Academics, News

Dean’s Colloquium Examines the Role of Artificial Intelligence at Universities

Getting ahead of artificial intelligence (AI) and understanding the value of education is important in preventing total domination by AI, according to John FitzGibbon. 

“If we can get out ahead of it … explaining to students about the value of history, the value of learning how to code, the value of economics, the value of theology, and communicate that, and then empower students to understand that before technology becomes pervasive, that’s where we have a huge opportunity,” Fitzgibbon said.

The Morrissey College of Arts and Sciences hosted a panel on Thursday to discuss the implications of AI on teaching, research, and learning in universities.

FitzGibbon, associate director of the Center for Digital Innovation in Learning, said professors should adapt to the presence of AI by changing their grading criteria and creating assignments that can’t be completed by AI.

“Try ChatGPT out, see what it’s good at, see what it’s not good at, see what it’s missing, and that’s what you grade students on,” Fitzgibbon said. “[Students] have to answer the question asked, very specific questions that are answered. And you gotta have your own opinion and your own voice, and so generative AI cannot do any of it.”

AI can still be a tool for professors, according to Assistant Professor of Computer Science Nam Wook Kim, who said he uses ChatGPT in his research process to brainstorm ideas.

“In a way, my research process now like always starts with the brainstorming with ChatGPT,” Kim said. “So now I’m kind of—for all of the projects I’m doing right now—I’m always constantly thinking about how to orchestrate between these A.I.s and … human assistance.” 

Professor of History Virginia Reinburg said she believes AI is another technology that humans will learn to work in tandem with.

“We’re looking at a theory of hybridity,” Reinburg said. “There’s not going to be a complete takeover of anything by this technology.”

Kim said that by using better judgment, humans can learn to use AI as a tool for amplifying their skills, and that while concerns about the impact of new technology are common, researchers are working to make AI more safe. 

“Every time we have new technology, we have these issues, and it’s good that we are thinking about them,” Kim said. “But I think the future is bright, and I know that talented machine learning researchers are working on trying to give them more safe [performance management] systems.” 

One of Kim’s fears when it comes to AI is that technology is changing the expectations of how much work students should be able to produce.

“Now, with ChatGPT and many Ph.D. students, we are expecting Ph.D. students to produce more papers when they graduate,” Kim said. “We’re expecting undergrad students to have more things on their resume. Because we have this ChatGPT, our expectations also change as well.”

Reinburg said she uses AI to connect with her students who are struggling to understand the computer system, and that struggling to understand AI is natural.

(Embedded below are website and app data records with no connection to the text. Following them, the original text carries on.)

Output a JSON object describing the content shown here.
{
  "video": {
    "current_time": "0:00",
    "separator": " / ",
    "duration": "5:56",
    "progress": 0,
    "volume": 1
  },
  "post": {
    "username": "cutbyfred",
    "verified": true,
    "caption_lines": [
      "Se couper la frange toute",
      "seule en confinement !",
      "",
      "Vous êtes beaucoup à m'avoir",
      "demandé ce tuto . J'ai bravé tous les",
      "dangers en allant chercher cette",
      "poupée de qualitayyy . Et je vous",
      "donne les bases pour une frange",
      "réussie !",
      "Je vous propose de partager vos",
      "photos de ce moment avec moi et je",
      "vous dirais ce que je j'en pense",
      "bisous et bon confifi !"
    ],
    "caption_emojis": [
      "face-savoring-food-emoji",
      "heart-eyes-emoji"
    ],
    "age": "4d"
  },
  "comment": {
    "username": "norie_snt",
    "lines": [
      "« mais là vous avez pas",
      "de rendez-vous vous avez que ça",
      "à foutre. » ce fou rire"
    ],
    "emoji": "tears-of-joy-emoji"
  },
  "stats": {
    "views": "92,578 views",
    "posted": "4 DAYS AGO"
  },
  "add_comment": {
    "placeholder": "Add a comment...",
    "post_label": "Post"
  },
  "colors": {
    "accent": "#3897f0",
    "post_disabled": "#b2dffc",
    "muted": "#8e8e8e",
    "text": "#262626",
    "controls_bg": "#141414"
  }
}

“I think it’s fine to struggle, and I want to see the students struggle, and I’m willing to expose my own struggles to them and to other people,” Reinburg said. “That shows what’s human about what I’m doing, as opposed to something that is just a product that embraces all struggles, and produces a clear narrative of some kind.” 

February 18, 2024